Some of you may have thought what is SnapHelper, what is it for? SnapHelper is a helper class to implement “snapping” in RecyclerView. It disables flings that RecyclerView normally does, and smoothly animates to the position like springs.
To archive this, you need to understand SnapHelper class.
Extends SnapHelper class, attach that to your RecyclerView. That’s all you have to do, and you will see your RecyclerView snapping smoothly just like the gif above.
SnapHelper class has three abstract methods to override.
If you are too lazy to override these methods, I created a super-duper nice snapping Library that does everything for you.
MultiSnapRecyclerView - Android library for multiple snapping of RecyclerView
Let’s dive into these methods and understand how it works.
public abstract int calculateDistanceToFinalSnap(@NonNull LayoutManager layoutManager, @NonNull View targetView);
Inside calculateDistanceToFinalSnap, you need to return a distance between the final position and the location of the targeView.
If you want to snap to the start direction, you will return a distance between the left edge of the RecyclerView and the left edge of the targetView.
public abstract View findSnapView(LayoutManager layoutManager);
The second abstract method is findSnapView.

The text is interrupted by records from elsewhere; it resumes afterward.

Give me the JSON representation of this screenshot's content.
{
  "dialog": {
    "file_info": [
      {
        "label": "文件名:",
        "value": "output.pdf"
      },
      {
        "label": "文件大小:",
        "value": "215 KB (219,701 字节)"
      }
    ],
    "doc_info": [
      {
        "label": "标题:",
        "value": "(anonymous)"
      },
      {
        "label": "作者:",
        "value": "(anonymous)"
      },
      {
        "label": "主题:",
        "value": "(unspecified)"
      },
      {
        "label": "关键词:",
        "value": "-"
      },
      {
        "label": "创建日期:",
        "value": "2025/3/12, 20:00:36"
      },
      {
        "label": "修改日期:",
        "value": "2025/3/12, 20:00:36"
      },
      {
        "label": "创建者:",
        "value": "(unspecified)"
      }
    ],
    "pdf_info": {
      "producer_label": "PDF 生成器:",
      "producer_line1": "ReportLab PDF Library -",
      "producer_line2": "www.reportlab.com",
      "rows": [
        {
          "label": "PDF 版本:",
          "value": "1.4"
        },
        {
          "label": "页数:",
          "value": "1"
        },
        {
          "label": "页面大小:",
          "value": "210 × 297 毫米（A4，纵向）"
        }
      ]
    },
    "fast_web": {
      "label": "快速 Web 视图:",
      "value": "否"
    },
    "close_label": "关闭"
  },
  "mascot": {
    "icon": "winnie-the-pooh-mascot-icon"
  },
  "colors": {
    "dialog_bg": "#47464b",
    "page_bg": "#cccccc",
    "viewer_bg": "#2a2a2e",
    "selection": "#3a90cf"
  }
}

In this method, you have to return a view you want to snap and it will passed down to calculateDistanceToFinalSnap as a targetView.
Again, if you want to snap to the start direction, you need to return the closest view to the left edge.

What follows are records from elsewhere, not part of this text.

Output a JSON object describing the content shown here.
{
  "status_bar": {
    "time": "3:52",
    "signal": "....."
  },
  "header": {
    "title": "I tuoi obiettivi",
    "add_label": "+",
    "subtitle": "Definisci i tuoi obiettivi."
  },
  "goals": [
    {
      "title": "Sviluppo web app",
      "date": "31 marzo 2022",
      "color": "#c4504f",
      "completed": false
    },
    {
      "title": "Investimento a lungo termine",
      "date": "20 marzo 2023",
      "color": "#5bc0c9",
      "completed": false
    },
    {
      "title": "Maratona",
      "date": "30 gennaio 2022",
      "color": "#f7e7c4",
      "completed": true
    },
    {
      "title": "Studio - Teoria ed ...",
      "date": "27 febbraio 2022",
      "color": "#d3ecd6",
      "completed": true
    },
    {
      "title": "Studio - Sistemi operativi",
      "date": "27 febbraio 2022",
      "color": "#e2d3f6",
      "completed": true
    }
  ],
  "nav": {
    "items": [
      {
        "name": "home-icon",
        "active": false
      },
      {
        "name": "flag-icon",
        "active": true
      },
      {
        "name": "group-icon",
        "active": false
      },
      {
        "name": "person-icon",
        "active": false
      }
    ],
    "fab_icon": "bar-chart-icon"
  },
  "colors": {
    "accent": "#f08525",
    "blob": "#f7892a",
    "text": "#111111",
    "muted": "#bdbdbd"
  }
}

public abstract int findTargetSnapPosition(LayoutManager layoutManager, int velocityX, int velocityY);
The last one is findTargetSnapPosition. You return a position of the view you want to snap in this method. The deference between findSnapView and findTargetSnapPosition is findSnapView will be called when RecyclerView finished scrolling or this SnapHelper is added to your RecyclerView first, while findTargetSnapPosition is called when RecyclerView is started flinging. Since the target view may have not been created when flinging, you return the position of the view instead of the view itself.

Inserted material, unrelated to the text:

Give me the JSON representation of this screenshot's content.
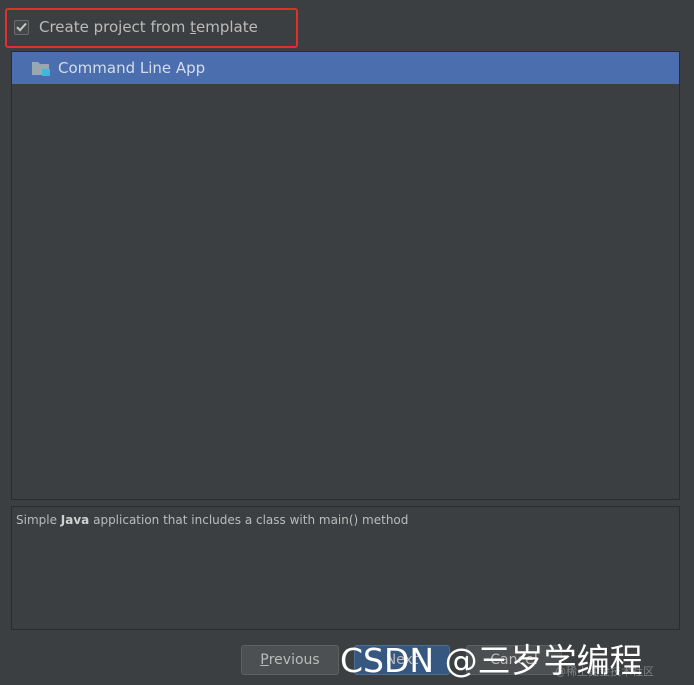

If you want your RecyclerView to be snapped to the left edge, you need to return the next position of the previous target view. The code would be like this below.
To return the findTargetSnapPosition, keep track of previous position as a variable. Every time findSnapView is called, just update the variable. Then you can simply return the next position.
After you have implemented these methods, you just create your SnapHelper class and attach to your RecyclerView.
That’s what’s all about! Enjoy your life with your own custom SnapHelper!
At last, let me introduce my Library again. What this does is you can snap your RecyclerView to the Start, Center or End direction and specify the snap count which is the number of the items to scroll over.
Please check this out. It would be really appreciated if you give me a star!